Of all the parties and coalitions that are vying for power, only Anura Kumara Dissanayake (AKD) and his National Peoples Power (NPP) has categorically denounced the reigning political culture and vowed to get rid of it, which in other words mean system change. That riddance would put an end to a number of other evils associated with it, such as corruption, government unaccountability, politicization of public institutions including judiciary, mafia power, organized political lobbying along the corridors of power, and so on. It is this political culture that has ruined the country’s welfare system, including public health and education. RW’s OPF has no intention of changing this culture. Yet, NPP also has to work within the IMF economic framework. That framework in fact, has now become sine qua non for any party or coalition of parties that seek to capture power.
Only a government with a technocratic cabinet and market friendly policies based on principles of economic democracy and inclusive national identity that could mitigate the severity of hardship emanating from IMF agenda and make the dependency short lived and more beneficial. So far, only NPP with its technocratically capable team promises that possibility. Contrary to the propaganda that NPP is the rump of the insurrectionist JVP of previous century, it represents instead the voice of a new generation of young Sri Lankans who, like their counterparts in many other parts of the world, want a socio-political and economic system that guarantees every citizen dignity, freedom and economic justice.

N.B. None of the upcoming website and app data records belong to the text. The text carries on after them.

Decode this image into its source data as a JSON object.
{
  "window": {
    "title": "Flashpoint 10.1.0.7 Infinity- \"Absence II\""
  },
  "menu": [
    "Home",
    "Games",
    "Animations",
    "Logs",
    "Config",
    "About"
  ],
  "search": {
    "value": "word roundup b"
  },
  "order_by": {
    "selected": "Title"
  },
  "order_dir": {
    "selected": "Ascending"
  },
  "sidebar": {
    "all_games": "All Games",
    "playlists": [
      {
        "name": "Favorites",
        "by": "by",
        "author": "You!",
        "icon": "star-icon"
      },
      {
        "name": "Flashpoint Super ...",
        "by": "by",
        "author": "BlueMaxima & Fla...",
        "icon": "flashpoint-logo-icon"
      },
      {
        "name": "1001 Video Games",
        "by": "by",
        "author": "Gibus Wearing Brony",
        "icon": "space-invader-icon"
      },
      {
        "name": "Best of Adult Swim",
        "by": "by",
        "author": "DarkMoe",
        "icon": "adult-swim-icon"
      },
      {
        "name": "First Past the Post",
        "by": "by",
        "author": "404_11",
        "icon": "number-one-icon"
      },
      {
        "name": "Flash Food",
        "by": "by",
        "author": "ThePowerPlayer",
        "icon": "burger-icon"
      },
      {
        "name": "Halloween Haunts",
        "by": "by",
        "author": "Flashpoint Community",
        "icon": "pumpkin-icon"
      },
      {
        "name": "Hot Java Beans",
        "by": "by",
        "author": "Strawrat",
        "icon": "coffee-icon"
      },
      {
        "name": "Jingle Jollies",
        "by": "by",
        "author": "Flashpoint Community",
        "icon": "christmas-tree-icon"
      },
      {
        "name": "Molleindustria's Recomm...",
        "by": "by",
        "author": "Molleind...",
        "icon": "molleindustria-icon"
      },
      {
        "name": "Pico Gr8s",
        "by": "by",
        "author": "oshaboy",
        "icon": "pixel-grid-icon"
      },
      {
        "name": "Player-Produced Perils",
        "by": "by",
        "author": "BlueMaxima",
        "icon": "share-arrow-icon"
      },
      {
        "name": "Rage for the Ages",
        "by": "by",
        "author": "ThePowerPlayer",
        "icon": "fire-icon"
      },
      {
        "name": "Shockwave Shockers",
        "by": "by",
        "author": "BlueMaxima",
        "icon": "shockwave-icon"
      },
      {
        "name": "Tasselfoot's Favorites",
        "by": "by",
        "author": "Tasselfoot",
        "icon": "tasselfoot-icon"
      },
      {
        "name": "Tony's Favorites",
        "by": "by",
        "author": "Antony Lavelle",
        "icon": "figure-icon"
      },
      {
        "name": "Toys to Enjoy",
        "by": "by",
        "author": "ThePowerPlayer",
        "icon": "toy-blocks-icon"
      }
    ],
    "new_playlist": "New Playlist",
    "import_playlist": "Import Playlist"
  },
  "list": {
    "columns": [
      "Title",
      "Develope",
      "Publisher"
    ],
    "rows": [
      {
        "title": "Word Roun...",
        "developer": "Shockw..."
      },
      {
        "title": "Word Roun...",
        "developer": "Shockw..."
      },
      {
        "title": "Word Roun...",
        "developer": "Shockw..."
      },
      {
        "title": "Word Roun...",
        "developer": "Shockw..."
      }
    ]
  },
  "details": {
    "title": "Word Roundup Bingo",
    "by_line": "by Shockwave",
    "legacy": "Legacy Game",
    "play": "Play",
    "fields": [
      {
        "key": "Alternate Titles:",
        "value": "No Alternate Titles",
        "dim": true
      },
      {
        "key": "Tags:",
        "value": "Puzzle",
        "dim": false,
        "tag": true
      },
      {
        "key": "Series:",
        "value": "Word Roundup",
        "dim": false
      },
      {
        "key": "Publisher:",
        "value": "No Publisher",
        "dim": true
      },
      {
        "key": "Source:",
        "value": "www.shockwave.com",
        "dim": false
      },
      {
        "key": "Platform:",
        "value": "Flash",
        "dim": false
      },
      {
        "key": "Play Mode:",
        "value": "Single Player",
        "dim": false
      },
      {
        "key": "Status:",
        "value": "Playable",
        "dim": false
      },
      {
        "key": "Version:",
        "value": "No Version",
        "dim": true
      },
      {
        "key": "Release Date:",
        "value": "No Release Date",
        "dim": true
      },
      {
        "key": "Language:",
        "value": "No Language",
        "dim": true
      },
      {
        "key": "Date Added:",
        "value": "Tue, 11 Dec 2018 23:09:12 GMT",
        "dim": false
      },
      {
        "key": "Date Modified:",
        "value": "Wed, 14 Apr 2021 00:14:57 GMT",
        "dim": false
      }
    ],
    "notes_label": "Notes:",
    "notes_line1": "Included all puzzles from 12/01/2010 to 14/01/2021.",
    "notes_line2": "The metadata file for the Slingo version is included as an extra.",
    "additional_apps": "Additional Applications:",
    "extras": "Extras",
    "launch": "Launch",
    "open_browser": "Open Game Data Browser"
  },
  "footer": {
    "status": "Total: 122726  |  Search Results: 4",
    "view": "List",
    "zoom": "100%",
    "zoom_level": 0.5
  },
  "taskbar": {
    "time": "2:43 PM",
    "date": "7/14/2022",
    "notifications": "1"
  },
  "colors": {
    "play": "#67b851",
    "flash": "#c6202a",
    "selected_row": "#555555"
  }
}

But the challenge facing this party is whether it would be able to sweep the polls in the next election. It was Alexander Hamilton who said that “people get the government they deserve”. Although the voting public in Sri Lanka had changed governments several times in the past, it does not mean that they are politically discerning to make the right choice. There is therefore the possibility that they would succumb to the same ethnonational tantrums propagated by the reactionary elements and may end up choosing a government that they do not deserve. Yet, there is a glimmer of hope for a surprise outcome this time in the wake of the epochal aragalaya. The younger generation is politically discernible, better educated and technologically savvy, unlike their parents and elders. What is more crucial is that demographically they hold the winning votes in almost every electorate. They are committed to system change and they could be the decisive factor in choosing the next government.
AKD is brimming with confidence, and RW realizes the danger. Although the President is wooing the youth to join his 25-year marathon, the best way to avoid a possible calamity is not to disturb the political status quo. India and its international allies also seem to support that choice. To the UNP-PPP coalition therefore, inaugurating the new dependence seems to be the best way to celebrate independence. RW’s warning to the people not to disturb his programs, when addressing a crowd at Sri Maha Bodhiya in Anuradhapura on 28th January is testament to his determination not to allow any election at the moment.
*Dr. Ameer Ali, Murdoch Business School, Murdoch University, W. Australia